And in a small town, who could ask for more?

Jun 1 2011

Spring Fling, Dumfries and Galloway

I am jealous but have no reason to be. Again. Several years ago I did a joint degree in Creative writing and English. Some of my fellow students have now had novels published and I am bitter and jealous despite not having even attempted to write a novel.

And now I am looking around artist’s studios and inwardly screaming with bitter envy and resentment despite the fact I got a D in GCSE Art and my last attempt at drawing made my sleeping baby look like a mutant potato with a face like when people send photos to Take A Break magazine of a crisp which looks a bit like Cheryl Cole.
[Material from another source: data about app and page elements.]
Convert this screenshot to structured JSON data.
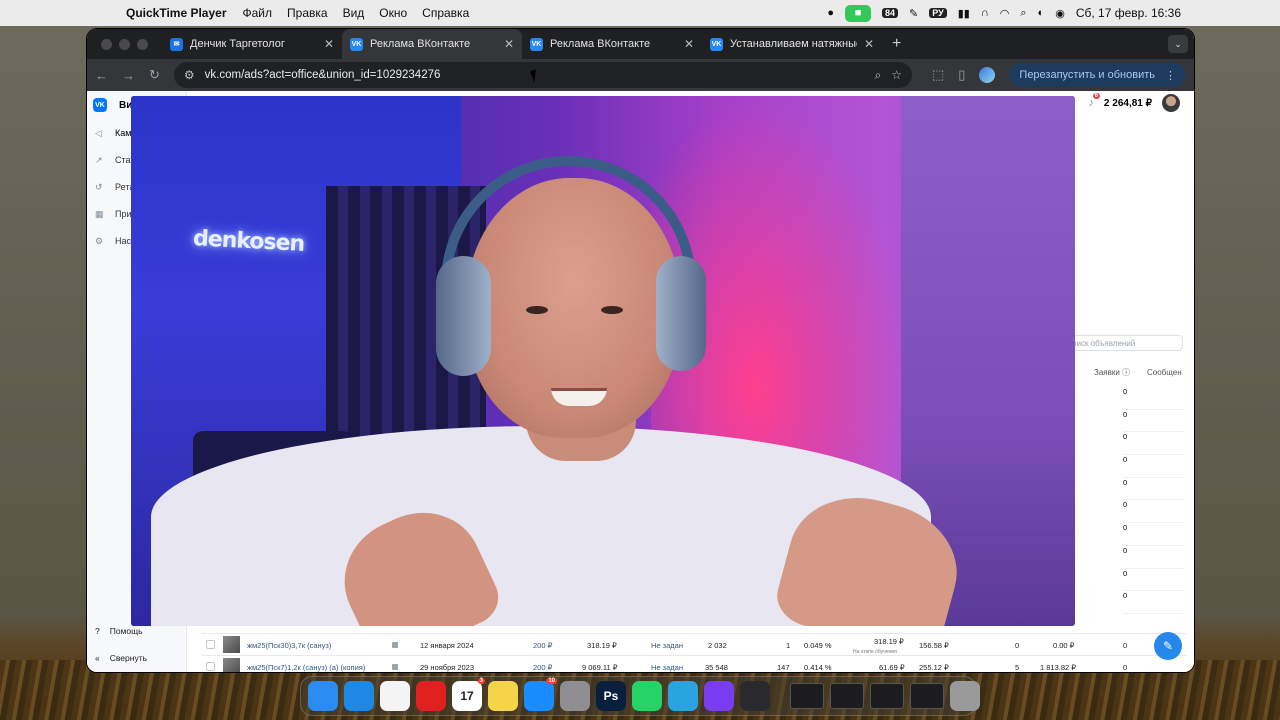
{
  "menubar": {
    "app_name": "QuickTime Player",
    "menus": [
      "Файл",
      "Правка",
      "Вид",
      "Окно",
      "Справка"
    ],
    "status": {
      "notifications_count": "84",
      "input_lang": "РУ",
      "datetime": "Сб, 17 февр.  16:36"
    }
  },
  "browser": {
    "tabs": [
      {
        "label": "Денчик Таргетолог",
        "icon": "messages-icon"
      },
      {
        "label": "Реклама ВКонтакте",
        "icon": "vk-icon",
        "active": true
      },
      {
        "label": "Реклама ВКонтакте",
        "icon": "vk-icon"
      },
      {
        "label": "Устанавливаем натяжные по",
        "icon": "vk-icon"
      }
    ],
    "url": "vk.com/ads?act=office&union_id=1029234276",
    "relaunch_label": "Перезапустить и обновить"
  },
  "vk": {
    "brand": "Ви",
    "balance": "2 264,81 ₽",
    "notif_count": "6",
    "sidebar": [
      "Камп",
      "Стат",
      "Ретар",
      "Прил",
      "Наст"
    ],
    "sidebar_bottom": {
      "help": "Помощь",
      "collapse": "Свернуть"
    },
    "search_placeholder": "оиск объявлений",
    "columns": {
      "leads": "Заявки",
      "messages": "Сообщен"
    },
    "leads_values": [
      "0",
      "0",
      "0",
      "0",
      "0",
      "0",
      "0",
      "0",
      "0",
      "0"
    ],
    "rows": [
      {
        "name": "жм25(Пск30)3,7к (сануз)",
        "date": "12 января 2024",
        "budget": "200 ₽",
        "spent": "318.19 ₽",
        "limit": "Не задан",
        "impressions": "2 032",
        "clicks": "1",
        "ctr": "0.049 %",
        "cpc": "318.19 ₽",
        "cpc_note": "На этапе обучения",
        "cpm": "156.58 ₽",
        "conv": "0",
        "cost": "0.00 ₽",
        "leads": "0"
      },
      {
        "name": "жм25(Пск7)1,2к (сануз) (а) (копия)",
        "date": "29 ноября 2023",
        "budget": "200 ₽",
        "spent": "9 069.11 ₽",
        "limit": "Не задан",
        "impressions": "35 548",
        "clicks": "147",
        "ctr": "0.414 %",
        "cpc": "61.69 ₽",
        "cpc_note": "",
        "cpm": "255.12 ₽",
        "conv": "5",
        "cost": "1 813.82 ₽",
        "leads": "0"
      }
    ]
  },
  "video": {
    "neon_sign": "denkosen"
  },
  "dock": {
    "apps": [
      {
        "name": "finder-icon",
        "color": "#2a8cf0"
      },
      {
        "name": "safari-icon",
        "color": "#1e88e5"
      },
      {
        "name": "chrome-icon",
        "color": "#f4f4f4"
      },
      {
        "name": "opera-icon",
        "color": "#e0201f"
      },
      {
        "name": "calendar-icon",
        "color": "#ffffff",
        "label": "17",
        "badge": "3"
      },
      {
        "name": "notes-icon",
        "color": "#f6d44a"
      },
      {
        "name": "app-store-icon",
        "color": "#1a8cff",
        "badge": "10"
      },
      {
        "name": "system-settings-icon",
        "color": "#8e8e93"
      },
      {
        "name": "photoshop-icon",
        "color": "#0a1f3d",
        "label": "Ps"
      },
      {
        "name": "whatsapp-icon",
        "color": "#25d366"
      },
      {
        "name": "telegram-icon",
        "color": "#2aa4e0"
      },
      {
        "name": "yandex-messenger-icon",
        "color": "#7a3cf0"
      },
      {
        "name": "quicktime-icon",
        "color": "#2a2a2e"
      }
    ]
  }
}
We are at the Spring Fling in Dumfries and Galloway – an annual event when artists open their studios and houses to showcase their work and people come to talk about the creative process with fellow artists, buy original art or stare balefully at boho kitchens with handmade tiles then remember to look at the actual art, decide they can actually do better or at least as good, then realise that drawing a tree is actually fucking hard.

I suspect that is not the purpose of the Spring Fling.

I suspect I am a shallow monster who true Art shuns.

I am already envious of people who live in Dumfries and Galloway-an understated Nirvana, which makes Devon resemble Hackney. It is so unspoilt and empty that all signposts point to each other due to the winding intermingling roads and small farms are highlighted on the atlas.  And it is absolutely beautiful. There are mountains, forests, lochs, sea and moor, standing stones, beaches, crofts and places where you can buy feta stuffed olives.

Anyway, the Spring Fling. An enchanted place becomes even more annoyingly enchanted because of the realisation that artists live there, millions of artists who all know each other and have a jolly bohemian time together without you unlike in Devon say where ‘artists’ reside in houses that cost half a million pounds and you know you could never afford to be their friend.

Then again these artists are not struggling. I want them to be, it’s so romantic but then I clock their Aga. Although to be fair some of the artists have studios in purpose built blocks so hopefully they live in desperate garrets where you only have a glimpse of the sea and their oven is a cheap white Beko.

The art itself is diverse veering between spectacular and ‘how the hell can they pretend that’s art?’ Looking at art and then seeing its cost makes you look at it in a purely financial sense-a painting you would admire in a gallery has you peeping at the label and then comparing it against another piece of art as you flit between picturesque studios as you fly down narrow winding roads following haphazard signage, as you chitchat politely and snaffle free cake and envy and admire and peep.

I saw amazing things. I saw Jacobs Ladder in mosaic, I saw vases featuring guns, I saw oil paintings of empty assembly halls, and I saw wicker mermaids and pearl necklaces. Self-portraits of moody tattooed men and watercolours of pretty churches, cows and fields. In a cottage in the middle of nowhere, a precocious child showed me her mother’s studio and made me a free badge. I saw luminescent self-portraits and bad abstracts, studies of the sea, pretty watercolours and angry splatters. Clay, pearls and wool. And I saw and I envied and I admired.

And as those who can’t do, teach, I wrote about it.